Given that the spindle-chuck assembly has a non-negligible effect on the dynamics of machined workpieces.^{22,23}, a multi-degree-of-freedom system consisting of a spindle, gear, chuck, and workpiece was established through the finite element method (FEM), as shown in Figure 5. The front bearing group was composed of two fixed DBBs. NSK 51214 and NSK 32014 bearings. The rear bearing is a double row roller bearing type NSK NN3019K. The main bearing parameters are presented in Table 2. Hardness was calculated using the theoretical method described in the previous study.^{24} and is presented in Table 3.

Table 4 summarizes the modal results of the spindle rotor system. Four frequency bands were observed at approximately 46 Hz, 350-450 Hz, 750-900 Hz, and 1000-1200 Hz.

### Vibration model of rotor system under shear force

As shown in Figure 5, the spindle rotor system is axially symmetrical, and its dynamic characteristics are assumed to be equal in *X*-and *Y*– instructions. \({F}_{x}\) and \({F}_{y}\) is an estimate of the shear strength *X*-and *Y*-ax, respectively. Tangential force \({F}_{x}\) is the primary shear force, accounting for more than 95% of the resultant shear force, and the radial force \({F}_{y}\) account less than 10%. Therefore, the center of the spindle rotor shows a slight lateral swing in *X*-direction. The dynamic rotations of the spinning rotor system then exhibit significant changes compared to those of conventional circular or circular rotations.

The corresponding dynamic equation of the spindle rotor system exciting and cutting force is expressed as^{4}

$$\ddot{x}\left(t\right)+2{\omega }_{n}\zeta \dot{x}\left(t\right)+{\omega }_{n}^{2 }x\left(t\right)=\frac{1}{m}F

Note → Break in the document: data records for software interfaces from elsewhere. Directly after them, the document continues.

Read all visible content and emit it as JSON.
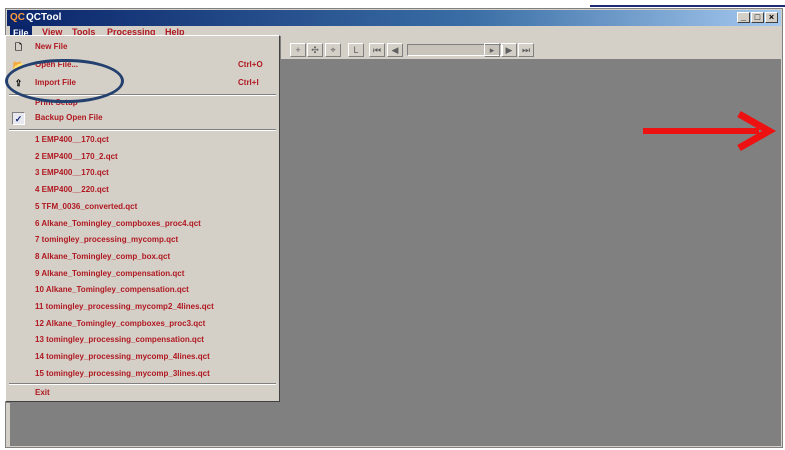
{
  "window": {
    "title": "QCTool",
    "app_icon": "qc-app-icon",
    "controls": [
      "_",
      "□",
      "×"
    ]
  },
  "menubar": {
    "items": [
      "File",
      "View",
      "Tools",
      "Processing",
      "Help"
    ],
    "active": "File"
  },
  "file_menu": {
    "items": [
      {
        "label": "New File",
        "shortcut": "",
        "icon": "new-file-icon"
      },
      {
        "label": "Open File...",
        "shortcut": "Ctrl+O",
        "icon": "open-folder-icon"
      },
      {
        "label": "Import File",
        "shortcut": "Ctrl+I",
        "icon": "import-file-icon"
      },
      {
        "label": "Print Setup",
        "shortcut": "",
        "icon": ""
      },
      {
        "label": "Backup Open File",
        "shortcut": "",
        "icon": "checkmark-icon",
        "checked": true
      }
    ],
    "recent_files": [
      "1 EMP400__170.qct",
      "2 EMP400__170_2.qct",
      "3 EMP400__170.qct",
      "4 EMP400__220.qct",
      "5 TFM_0036_converted.qct",
      "6 Alkane_Tomingley_compboxes_proc4.qct",
      "7 tomingley_processing_mycomp.qct",
      "8 Alkane_Tomingley_comp_box.qct",
      "9 Alkane_Tomingley_compensation.qct",
      "10 Alkane_Tomingley_compensation.qct",
      "11 tomingley_processing_mycomp2_4lines.qct",
      "12 Alkane_Tomingley_compboxes_proc3.qct",
      "13 tomingley_processing_compensation.qct",
      "14 tomingley_processing_mycomp_4lines.qct",
      "15 tomingley_processing_mycomp_3lines.qct"
    ],
    "exit_label": "Exit"
  },
  "annotations": {
    "highlight_circle_color": "#24406e",
    "arrow_color": "#ee1111"
  }
}
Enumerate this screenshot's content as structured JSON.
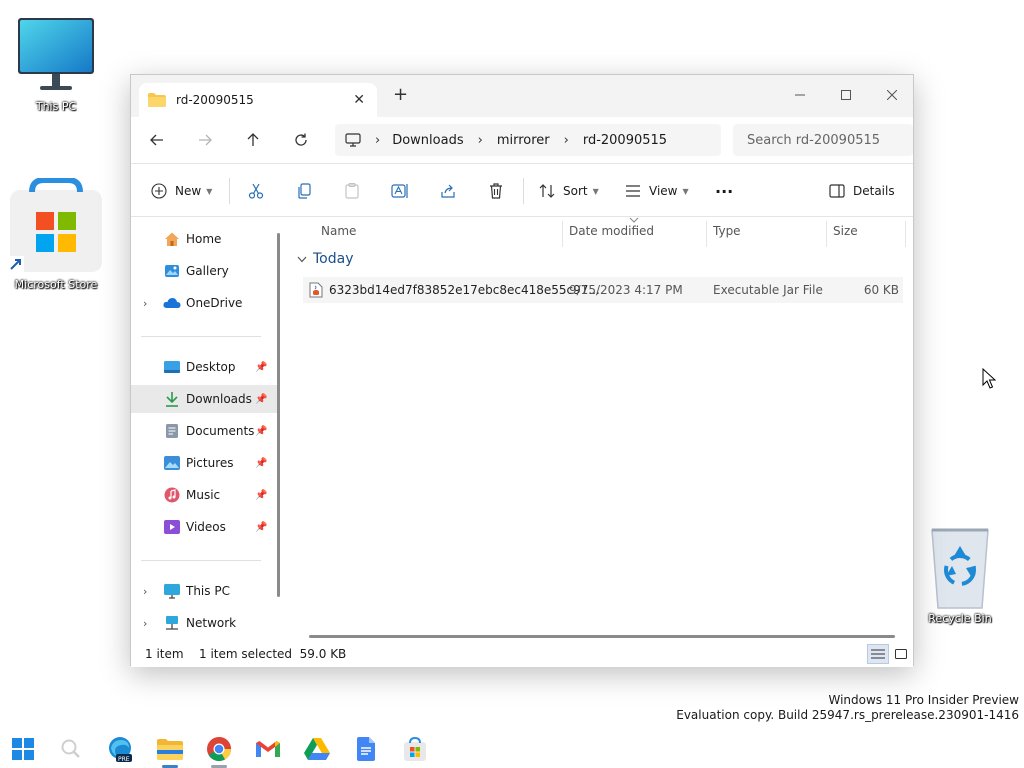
{
  "desktop": {
    "icons": [
      {
        "label": "This PC"
      },
      {
        "label": "Microsoft Store"
      },
      {
        "label": "Recycle Bin"
      }
    ]
  },
  "window": {
    "tab_title": "rd-20090515",
    "new_tab": "+",
    "breadcrumb": [
      "Downloads",
      "mirrorer",
      "rd-20090515"
    ],
    "search_placeholder": "Search rd-20090515",
    "toolbar": {
      "new_label": "New",
      "sort_label": "Sort",
      "view_label": "View",
      "more_label": "···",
      "details_label": "Details"
    },
    "sidebar": {
      "items": [
        {
          "label": "Home",
          "icon": "home-icon"
        },
        {
          "label": "Gallery",
          "icon": "gallery-icon"
        },
        {
          "label": "OneDrive",
          "icon": "onedrive-icon"
        },
        {
          "label": "Desktop",
          "icon": "desktop-folder-icon"
        },
        {
          "label": "Downloads",
          "icon": "downloads-icon"
        },
        {
          "label": "Documents",
          "icon": "documents-icon"
        },
        {
          "label": "Pictures",
          "icon": "pictures-icon"
        },
        {
          "label": "Music",
          "icon": "music-icon"
        },
        {
          "label": "Videos",
          "icon": "videos-icon"
        },
        {
          "label": "This PC",
          "icon": "this-pc-icon"
        },
        {
          "label": "Network",
          "icon": "network-icon"
        }
      ]
    },
    "columns": [
      "Name",
      "Date modified",
      "Type",
      "Size"
    ],
    "group_label": "Today",
    "files": [
      {
        "name": "6323bd14ed7f83852e17ebc8ec418e55c97...",
        "date": "9/15/2023 4:17 PM",
        "type": "Executable Jar File",
        "size": "60 KB"
      }
    ],
    "status": {
      "count": "1 item",
      "selected": "1 item selected  59.0 KB"
    }
  },
  "watermark": {
    "line1": "Windows 11 Pro Insider Preview",
    "line2": "Evaluation copy. Build 25947.rs_prerelease.230901-1416"
  },
  "colors": {
    "accent": "#0067c0",
    "folder": "#f8c74a"
  }
}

(10)

where \(m,\) \({\omega }_{n},\) and \(\zeta\) are equal mass, natural frequency, and damping ratio, respectively, of the system. \(F

(11)